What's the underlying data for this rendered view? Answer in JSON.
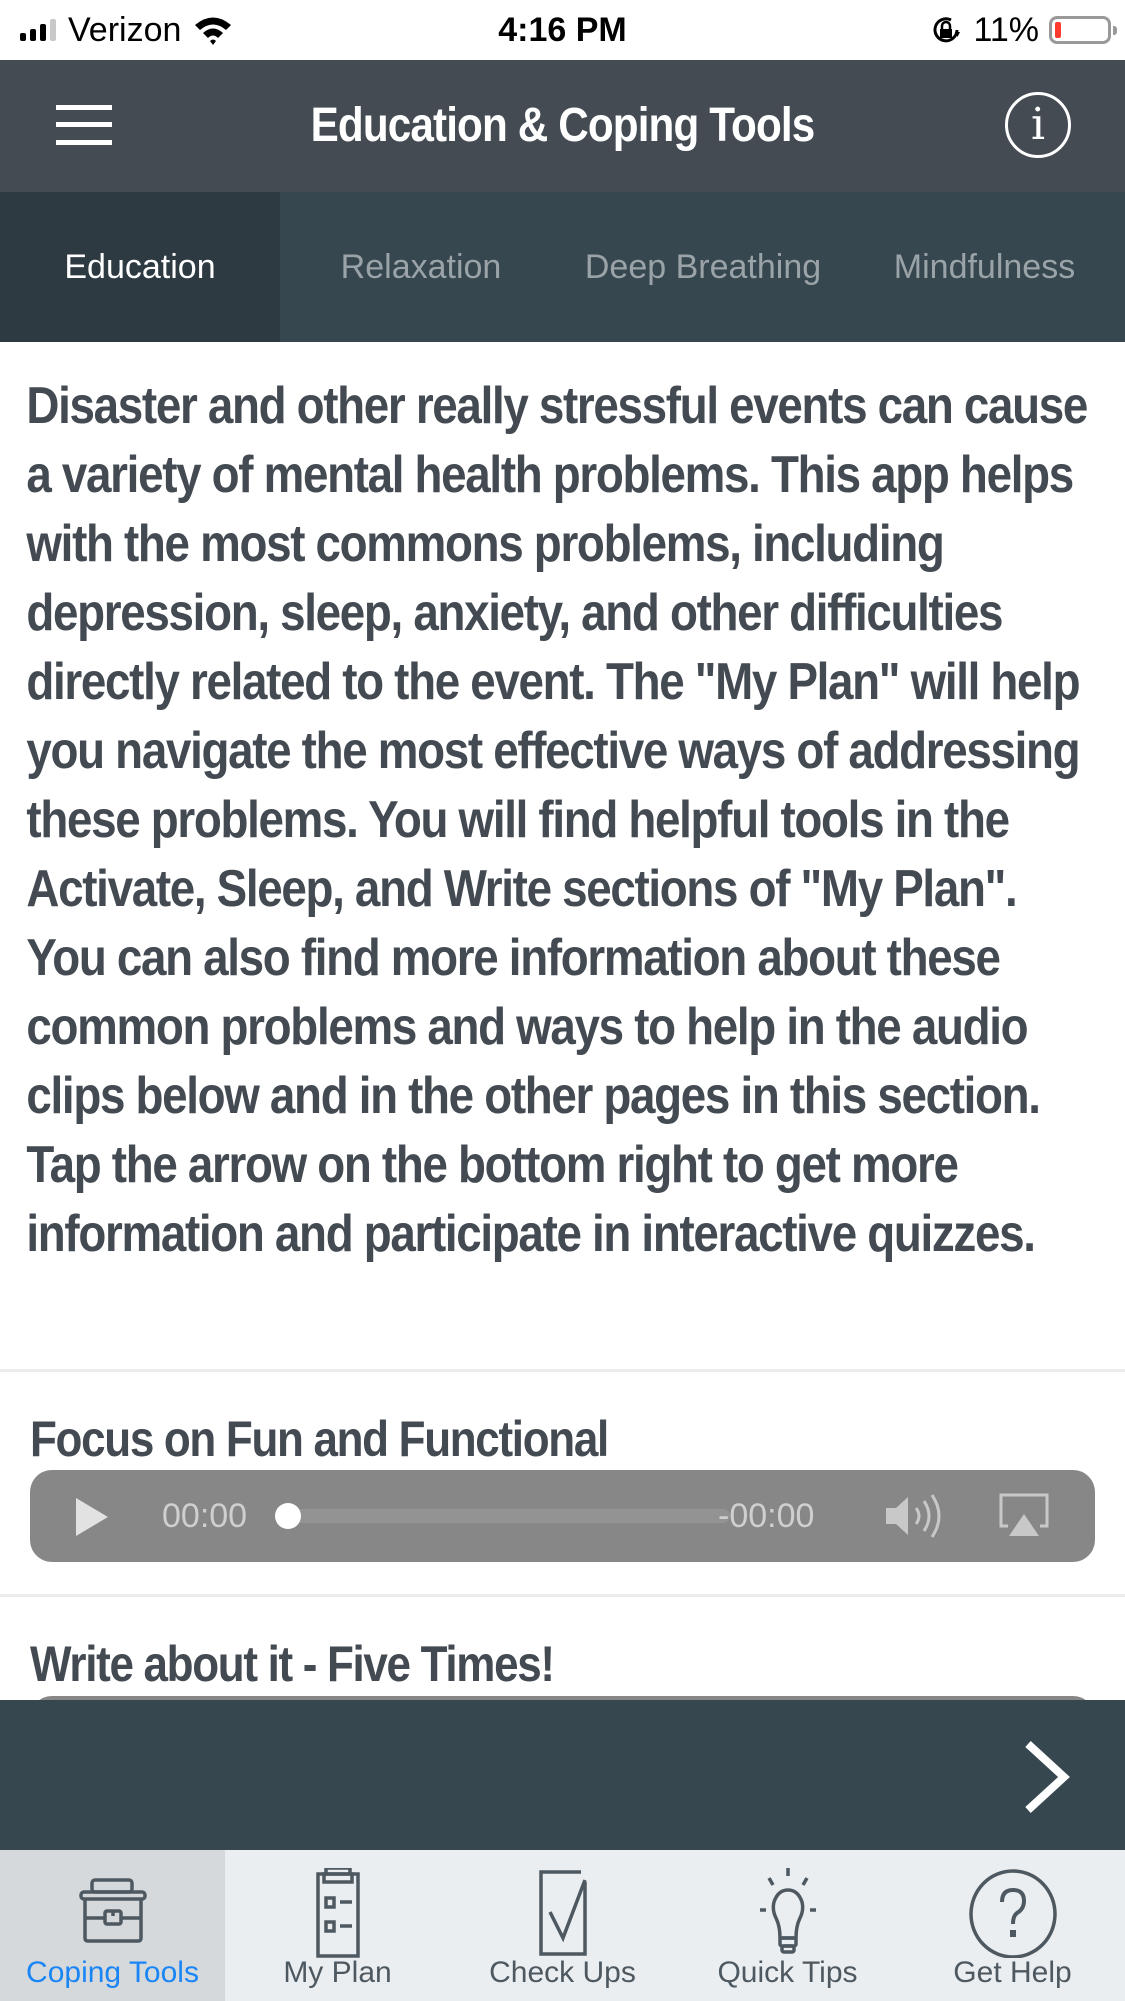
{
  "status_bar": {
    "carrier": "Verizon",
    "time": "4:16 PM",
    "battery_percent_label": "11%",
    "battery_level": 0.11,
    "battery_color": "#ff3b30",
    "signal_bars_active": 3,
    "signal_bars_total": 4
  },
  "header": {
    "title": "Education & Coping Tools",
    "menu_icon": "hamburger-menu-icon",
    "info_icon": "info-icon",
    "info_glyph": "i"
  },
  "tabs": [
    {
      "label": "Education",
      "active": true
    },
    {
      "label": "Relaxation",
      "active": false
    },
    {
      "label": "Deep Breathing",
      "active": false
    },
    {
      "label": "Mindfulness",
      "active": false
    }
  ],
  "content": {
    "intro": "Disaster and other really stressful events can cause a variety of mental health problems. This app helps with the most commons problems, including depression, sleep, anxiety, and other difficulties directly related to the event. The \"My Plan\" will help you navigate the most effective ways of addressing these problems. You will find helpful tools in the Activate, Sleep, and Write sections of \"My Plan\". You can also find more information about these common problems and ways to help in the audio clips below and in the other pages in this section. Tap the arrow on the bottom right to get more information and participate in interactive quizzes.",
    "audio_clips": [
      {
        "title": "Focus on Fun and Functional",
        "elapsed": "00:00",
        "remaining": "-00:00",
        "progress": 0
      },
      {
        "title": "Write about it - Five Times!"
      }
    ]
  },
  "next_bar": {
    "next_icon": "chevron-right-icon"
  },
  "tab_bar": {
    "active_color": "#1a85f5",
    "items": [
      {
        "label": "Coping Tools",
        "icon": "toolbox-icon",
        "active": true
      },
      {
        "label": "My Plan",
        "icon": "clipboard-checklist-icon",
        "active": false
      },
      {
        "label": "Check Ups",
        "icon": "checkbox-icon",
        "active": false
      },
      {
        "label": "Quick Tips",
        "icon": "lightbulb-icon",
        "active": false
      },
      {
        "label": "Get Help",
        "icon": "question-circle-icon",
        "active": false
      }
    ]
  }
}
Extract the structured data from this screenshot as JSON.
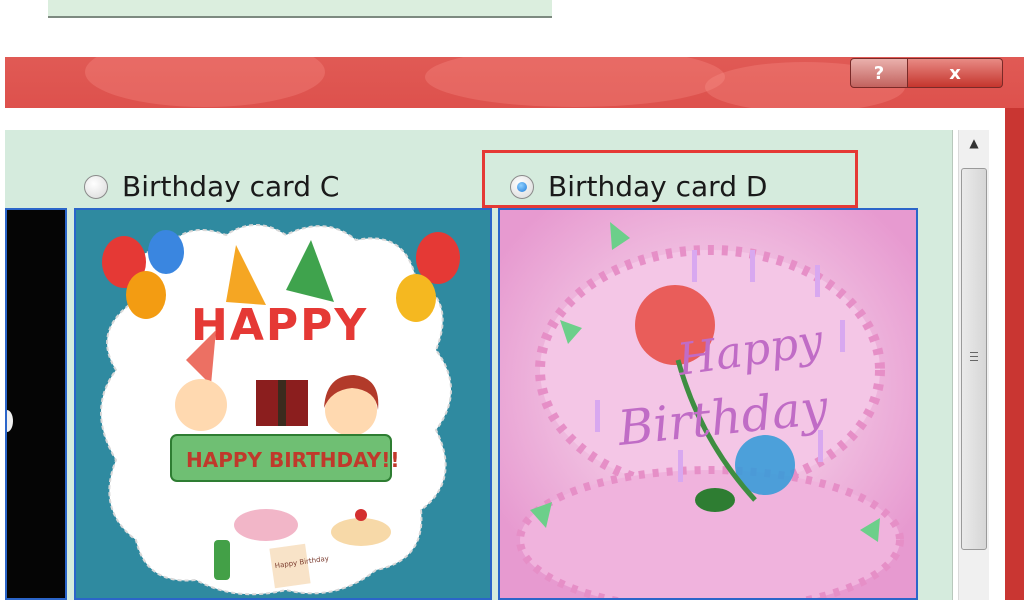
{
  "window": {
    "help_glyph": "?",
    "close_glyph": "x"
  },
  "options": [
    {
      "label": "Birthday card C",
      "selected": false
    },
    {
      "label": "Birthday card D",
      "selected": true
    }
  ],
  "cards": {
    "c": {
      "banner_top": "HAPPY",
      "banner_bottom": "HAPPY BIRTHDAY!!",
      "tag_text": "Happy Birthday"
    },
    "d": {
      "script_line1": "Happy",
      "script_line2": "Birthday"
    }
  },
  "scrollbar": {
    "up_glyph": "▲"
  },
  "colors": {
    "accent_highlight": "#e53935",
    "selection_border": "#2b65c9",
    "content_bg": "#d5ebdd"
  }
}
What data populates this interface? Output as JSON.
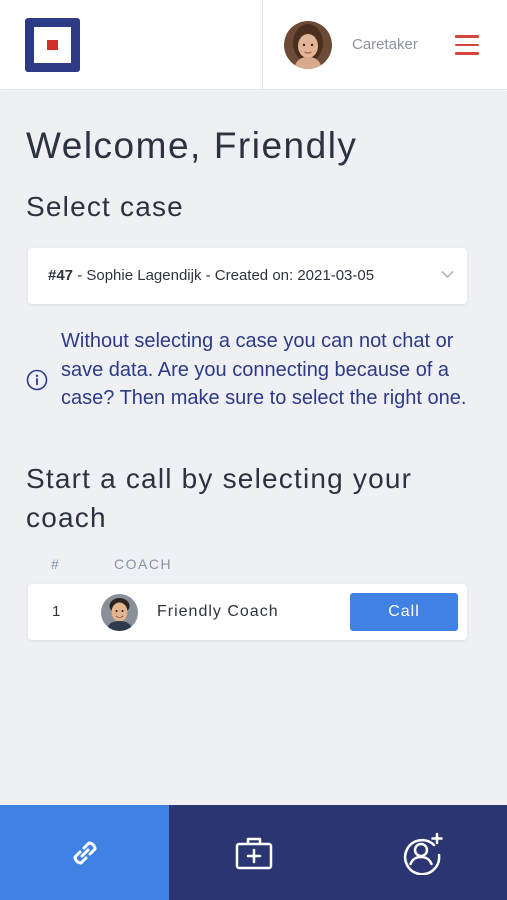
{
  "header": {
    "role": "Caretaker"
  },
  "main": {
    "welcome": "Welcome,",
    "user_name": "Friendly",
    "select_case_title": "Select case",
    "case_select": {
      "case_number": "#47",
      "case_details": " - Sophie Lagendijk - Created on: 2021-03-05"
    },
    "info_text": "Without selecting a case you can not chat or save data. Are you connecting because of a case? Then make sure to select the right one.",
    "call_title": "Start a call by selecting your coach",
    "table": {
      "columns": [
        "#",
        "COACH"
      ],
      "rows": [
        {
          "index": "1",
          "coach": "Friendly Coach",
          "action": "Call"
        }
      ]
    }
  },
  "bottom_nav": {
    "items": [
      {
        "icon": "link-icon",
        "active": true
      },
      {
        "icon": "medical-case-icon",
        "active": false
      },
      {
        "icon": "add-coach-icon",
        "active": false
      }
    ]
  },
  "colors": {
    "brand_navy": "#2b3572",
    "accent_blue": "#3f82e4",
    "menu_red": "#d5463f",
    "background": "#eef0f4"
  }
}
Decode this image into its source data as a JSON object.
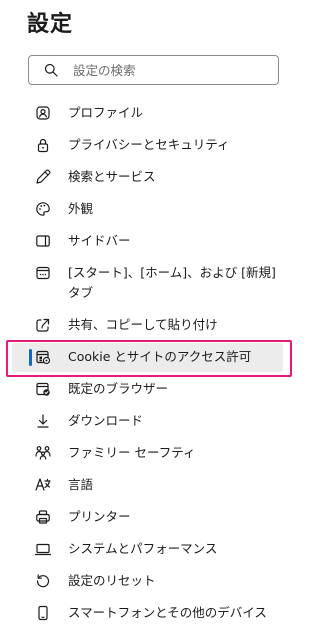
{
  "header": {
    "title": "設定"
  },
  "search": {
    "placeholder": "設定の検索",
    "value": ""
  },
  "colors": {
    "selected_accent": "#0f6cbd",
    "selected_background": "#ececec",
    "highlight_outline": "#e6197c"
  },
  "nav": {
    "items": [
      {
        "label": "プロファイル",
        "icon": "profile-icon"
      },
      {
        "label": "プライバシーとセキュリティ",
        "icon": "lock-icon"
      },
      {
        "label": "検索とサービス",
        "icon": "pen-icon"
      },
      {
        "label": "外観",
        "icon": "palette-icon"
      },
      {
        "label": "サイドバー",
        "icon": "sidebar-icon"
      },
      {
        "label": "[スタート]、[ホーム]、および [新規] タブ",
        "icon": "new-tab-icon"
      },
      {
        "label": "共有、コピーして貼り付け",
        "icon": "share-icon"
      },
      {
        "label": "Cookie とサイトのアクセス許可",
        "icon": "site-permissions-icon",
        "selected": true
      },
      {
        "label": "既定のブラウザー",
        "icon": "default-browser-icon"
      },
      {
        "label": "ダウンロード",
        "icon": "download-icon"
      },
      {
        "label": "ファミリー セーフティ",
        "icon": "family-icon"
      },
      {
        "label": "言語",
        "icon": "language-icon"
      },
      {
        "label": "プリンター",
        "icon": "printer-icon"
      },
      {
        "label": "システムとパフォーマンス",
        "icon": "laptop-icon"
      },
      {
        "label": "設定のリセット",
        "icon": "reset-icon"
      },
      {
        "label": "スマートフォンとその他のデバイス",
        "icon": "phone-icon"
      }
    ]
  }
}
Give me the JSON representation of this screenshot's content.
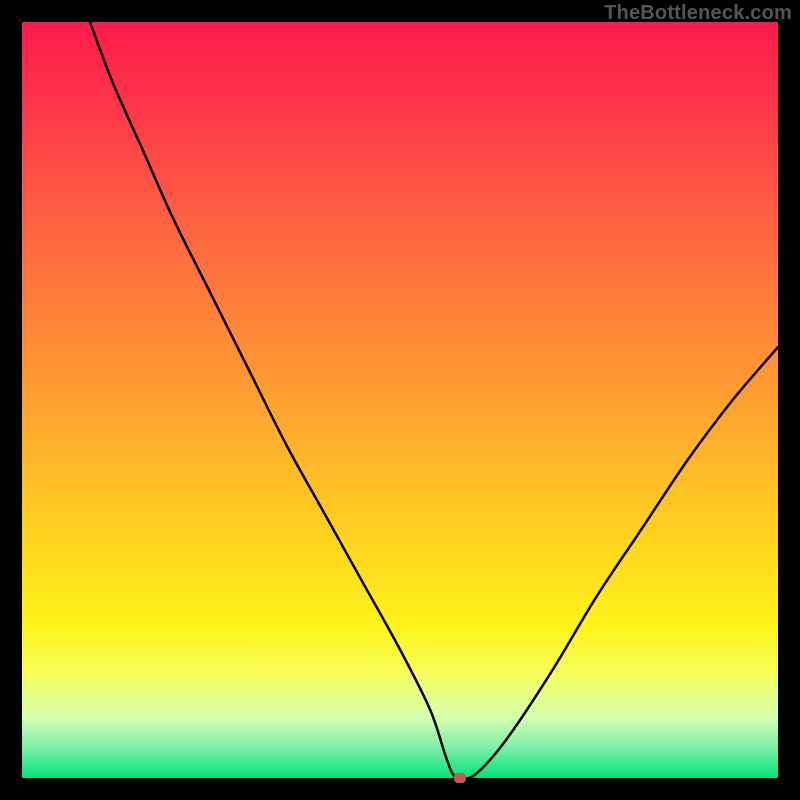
{
  "watermark": "TheBottleneck.com",
  "chart_data": {
    "type": "line",
    "title": "",
    "xlabel": "",
    "ylabel": "",
    "xlim": [
      0,
      100
    ],
    "ylim": [
      0,
      100
    ],
    "grid": false,
    "legend": false,
    "series": [
      {
        "name": "bottleneck-curve",
        "x": [
          9,
          12,
          16,
          20,
          25,
          30,
          35,
          40,
          45,
          50,
          54,
          56,
          57,
          58,
          60,
          64,
          70,
          76,
          82,
          88,
          94,
          100
        ],
        "y": [
          100,
          92,
          83,
          74,
          64,
          54,
          44,
          35,
          26,
          17,
          9,
          3,
          0.5,
          0,
          0.5,
          5,
          14,
          24,
          33,
          42,
          50,
          57
        ]
      }
    ],
    "marker": {
      "x": 58,
      "y": 0,
      "color": "#c9564f"
    },
    "gradient_stops": [
      {
        "pos": 0,
        "color": "#ff1a4b"
      },
      {
        "pos": 100,
        "color": "#00e47a"
      }
    ]
  }
}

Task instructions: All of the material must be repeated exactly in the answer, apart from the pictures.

Output:
What's the underlying data for this rendered view? Answer in JSON.
{
  "status_bar": {
    "carrier": "Verizon",
    "time": "4:16 PM",
    "battery_percent_label": "11%",
    "battery_level": 0.11,
    "battery_color": "#ff3b30",
    "signal_bars_active": 3,
    "signal_bars_total": 4
  },
  "header": {
    "title": "Education & Coping Tools",
    "menu_icon": "hamburger-menu-icon",
    "info_icon": "info-icon",
    "info_glyph": "i"
  },
  "tabs": [
    {
      "label": "Education",
      "active": true
    },
    {
      "label": "Relaxation",
      "active": false
    },
    {
      "label": "Deep Breathing",
      "active": false
    },
    {
      "label": "Mindfulness",
      "active": false
    }
  ],
  "content": {
    "intro": "Disaster and other really stressful events can cause a variety of mental health problems. This app helps with the most commons problems, including depression, sleep, anxiety, and other difficulties directly related to the event. The \"My Plan\" will help you navigate the most effective ways of addressing these problems. You will find helpful tools in the Activate, Sleep, and Write sections of \"My Plan\". You can also find more information about these common problems and ways to help in the audio clips below and in the other pages in this section. Tap the arrow on the bottom right to get more information and participate in interactive quizzes.",
    "audio_clips": [
      {
        "title": "Focus on Fun and Functional",
        "elapsed": "00:00",
        "remaining": "-00:00",
        "progress": 0
      },
      {
        "title": "Write about it - Five Times!"
      }
    ]
  },
  "next_bar": {
    "next_icon": "chevron-right-icon"
  },
  "tab_bar": {
    "active_color": "#1a85f5",
    "items": [
      {
        "label": "Coping Tools",
        "icon": "toolbox-icon",
        "active": true
      },
      {
        "label": "My Plan",
        "icon": "clipboard-checklist-icon",
        "active": false
      },
      {
        "label": "Check Ups",
        "icon": "checkbox-icon",
        "active": false
      },
      {
        "label": "Quick Tips",
        "icon": "lightbulb-icon",
        "active": false
      },
      {
        "label": "Get Help",
        "icon": "question-circle-icon",
        "active": false
      }
    ]
  }
}
Extract the structured data from this screenshot as JSON.
{
  "window": {
    "help_glyph": "?",
    "close_glyph": "x"
  },
  "options": [
    {
      "label": "Birthday card C",
      "selected": false
    },
    {
      "label": "Birthday card D",
      "selected": true
    }
  ],
  "cards": {
    "c": {
      "banner_top": "HAPPY",
      "banner_bottom": "HAPPY BIRTHDAY!!",
      "tag_text": "Happy Birthday"
    },
    "d": {
      "script_line1": "Happy",
      "script_line2": "Birthday"
    }
  },
  "scrollbar": {
    "up_glyph": "▲"
  },
  "colors": {
    "accent_highlight": "#e53935",
    "selection_border": "#2b65c9",
    "content_bg": "#d5ebdd"
  }
}
What data populates this interface? Output as JSON.
{
  "header": {
    "role": "Caretaker"
  },
  "main": {
    "welcome": "Welcome,",
    "user_name": "Friendly",
    "select_case_title": "Select case",
    "case_select": {
      "case_number": "#47",
      "case_details": " - Sophie Lagendijk - Created on: 2021-03-05"
    },
    "info_text": "Without selecting a case you can not chat or save data. Are you connecting because of a case? Then make sure to select the right one.",
    "call_title": "Start a call by selecting your coach",
    "table": {
      "columns": [
        "#",
        "COACH"
      ],
      "rows": [
        {
          "index": "1",
          "coach": "Friendly Coach",
          "action": "Call"
        }
      ]
    }
  },
  "bottom_nav": {
    "items": [
      {
        "icon": "link-icon",
        "active": true
      },
      {
        "icon": "medical-case-icon",
        "active": false
      },
      {
        "icon": "add-coach-icon",
        "active": false
      }
    ]
  },
  "colors": {
    "brand_navy": "#2b3572",
    "accent_blue": "#3f82e4",
    "menu_red": "#d5463f",
    "background": "#eef0f4"
  }
}
Decode this image into its source data as a JSON object.
{
  "header": {
    "title": "設定"
  },
  "search": {
    "placeholder": "設定の検索",
    "value": ""
  },
  "colors": {
    "selected_accent": "#0f6cbd",
    "selected_background": "#ececec",
    "highlight_outline": "#e6197c"
  },
  "nav": {
    "items": [
      {
        "label": "プロファイル",
        "icon": "profile-icon"
      },
      {
        "label": "プライバシーとセキュリティ",
        "icon": "lock-icon"
      },
      {
        "label": "検索とサービス",
        "icon": "pen-icon"
      },
      {
        "label": "外観",
        "icon": "palette-icon"
      },
      {
        "label": "サイドバー",
        "icon": "sidebar-icon"
      },
      {
        "label": "[スタート]、[ホーム]、および [新規] タブ",
        "icon": "new-tab-icon"
      },
      {
        "label": "共有、コピーして貼り付け",
        "icon": "share-icon"
      },
      {
        "label": "Cookie とサイトのアクセス許可",
        "icon": "site-permissions-icon",
        "selected": true
      },
      {
        "label": "既定のブラウザー",
        "icon": "default-browser-icon"
      },
      {
        "label": "ダウンロード",
        "icon": "download-icon"
      },
      {
        "label": "ファミリー セーフティ",
        "icon": "family-icon"
      },
      {
        "label": "言語",
        "icon": "language-icon"
      },
      {
        "label": "プリンター",
        "icon": "printer-icon"
      },
      {
        "label": "システムとパフォーマンス",
        "icon": "laptop-icon"
      },
      {
        "label": "設定のリセット",
        "icon": "reset-icon"
      },
      {
        "label": "スマートフォンとその他のデバイス",
        "icon": "phone-icon"
      }
    ]
  }
}
Give me the JSON representation of this screenshot's content.
{
  "watermark": "TheBottleneck.com",
  "chart_data": {
    "type": "line",
    "title": "",
    "xlabel": "",
    "ylabel": "",
    "xlim": [
      0,
      100
    ],
    "ylim": [
      0,
      100
    ],
    "grid": false,
    "legend": false,
    "series": [
      {
        "name": "bottleneck-curve",
        "x": [
          9,
          12,
          16,
          20,
          25,
          30,
          35,
          40,
          45,
          50,
          54,
          56,
          57,
          58,
          60,
          64,
          70,
          76,
          82,
          88,
          94,
          100
        ],
        "y": [
          100,
          92,
          83,
          74,
          64,
          54,
          44,
          35,
          26,
          17,
          9,
          3,
          0.5,
          0,
          0.5,
          5,
          14,
          24,
          33,
          42,
          50,
          57
        ]
      }
    ],
    "marker": {
      "x": 58,
      "y": 0,
      "color": "#c9564f"
    },
    "gradient_stops": [
      {
        "pos": 0,
        "color": "#ff1a4b"
      },
      {
        "pos": 100,
        "color": "#00e47a"
      }
    ]
  }
}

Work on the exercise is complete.